Actors Stories are a Screen Actors Guild Awards® Tradition

Personal Anecdotes will open the 18th Annual SAG Awards® Ceremony Simulcast On TNT and TBS, Sunday, Jan. 29 at 8 p.m. (ET) / 5 p.m. (PT)

LOS ANGELES (Jan. 23, 2012) - When the 1st Annual Screen Actors Guild Awards® premiered on March 8, 1995, it opened with a speech by Angela Lansbury introducing the concept behind the SAG Awards and the Actor® statuette, and a little of her own history as a performer: “I’ve been Elizabeth Taylor’s sister, Spencer Tracy’s mistress, Elvis’s mother and a singing teapot.“ She ended by telling the assembled audience of SAG Awards’ nominees and presenters: “Tonight is dedicated to the art and craft of acting by the people who should know about it: actors. And remember, you’re one too!”

Thus began a tradition of the Screen Actors Guild Awards opening with a distinguished actor telling the audience a bit about their perceptions of their craft or some brief biographical anecdote.  For the SAG Awards first eight years, that tradition was carried on by a single actor with Michael Keaton, Dennis Hopper, John Lithgow, Kathy Bates, Whoopi Goldberg, James Woods and Sir Ian McKellen following chronologically in Lansbury’s footsteps.

The concept was so well received that for the 9th SAG Annual Awards supervising producer Gloria Fujita O’Brien suggested a new twist on the tradition:  involve more actors telling shorter stories, allowing room for actors of all ages and backgrounds to tell tales of many different emotional tones. To make it even more fun for the audience, the producers decided to keep the identities of those storytellers secret until they popped up on camera.  Since the 9th SAG Awards on March 9, 2003, 60 more actors have told their stories, ending almost always with the signature “I am an actor.”

Those 60 storytellers are (alphabetically): Alan Alda, Will Arnett, Alec Baldwin, Kathy Bates, Halle Berry, Ellen Burstyn, Steve Carell, Keisha Castle-Hughes, Tom Cavanagh, Marcia Cross, Tyne Daly, Kristin Davis, James Denton, Edie Falco, Sally Field, Jenna Fischer, Victor Garber, Jeff Garlin, Jennifer Garner, Brad Garrett, Anne Hathaway, Dennis Haysbert, Patricia Heaton, Marg Helgenberger, Jeremy Irons, Shirley Jones, Anil Kapoor, Ben Kingsley, Jane Krakowski, John Krasinski, Melissa Leo, Eva Longoria Parker, Bernie Mac, Kyle MacLachlan, Julianna Margulies, Jesse L. Martin, Jack McBrayer, S. Epatha Merkerson, Alfred Molina, Cory Monteith, Thandie Newton, Sandra Oh, David Hyde Pierce, Randy Quaid, Phylicia Rashad, Freddie Rodriguez, Rico Rodriguez, Rebecca Romijn, Doug Savant, William Shatner, Sherri Shepherd, Jada Pinkett Smith, John Spencer, Julia Stiles, Eric Szmanda, Sofia Vergara, Jessica Walter, Keith Williams, Vanessa Williams, Evan Rachel Wood

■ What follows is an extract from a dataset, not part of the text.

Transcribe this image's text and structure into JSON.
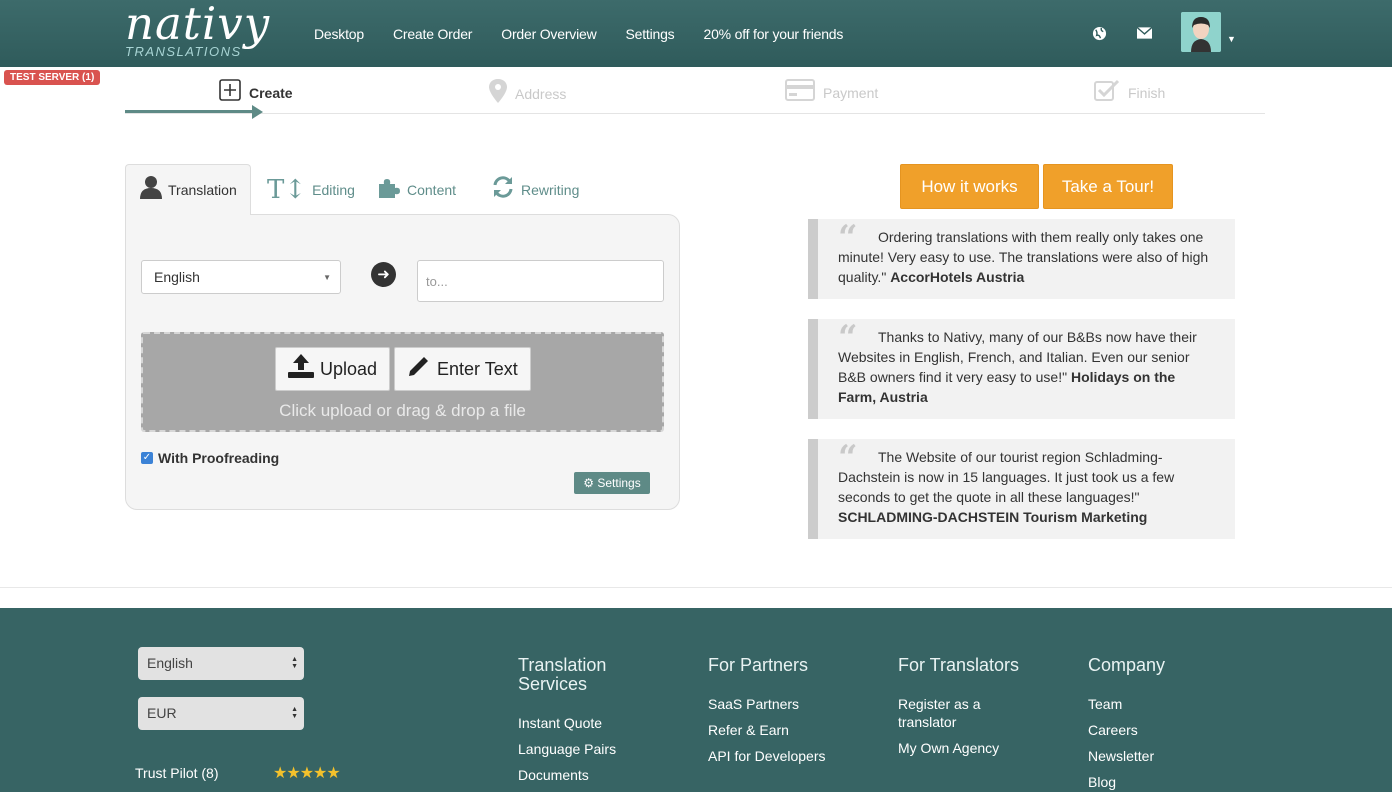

This year’s surprise storytellers will share their personal anecdotes to open the 18th Annual Screen Actors Guild Awards ceremony at the Shrine Exposition Center on Sunday, Jan. 29 at 8 p.m. (ET) / 5 p.m. (PT), simulcast live on TNT and TBS, with an encore presentation immediately following on TNT at 10 p.m. (ET) / 7 p.m. (PT)

Here are some of our favorite past stories with the actor’s names omitted.  We’ll be posting who told which story on our SAG Awards Blog (http://blog.sagawards.org) all this week.

 “When I was in the 6th grade I told my mother that I wanted to be an actress and she said that I would grow out of it. Mom, it hasn’t happened yet. I’m _______ and I’m an actor.”
 
 “In 1978 I got my SAG card and since then I’ve been asked to give it back on six separate occasions. I’m ______ and I don’t belong here.”

 “I grew up in Hawaii in a single parent household. I struggled to succeed in a society that didn’t know what to make of me. And now I’m the leader of the free world. Oh my God, that’s not me! Sorry. I’m ________ and I’m an actor.”

 “I was once a singing waitress at the Catskills and now look at me. I’m _______. I’m an actor.”

“On January 15th, 2009 a US Airways pilot named Chesley Sullenberger, performed an exacting perfect emergency landing into the icy cold waters of Hudson River. It’s a good thing I was not behind the controls of that plane, because I’m __________ and I’m an actor.”

“My profession has allowed me to have, for me and my family, a beautiful life in this great country. I am living proof that even someone with a crazy accent can have their dreams come true here. I am Columbian, I love America. I’m __________ and I am an actor.”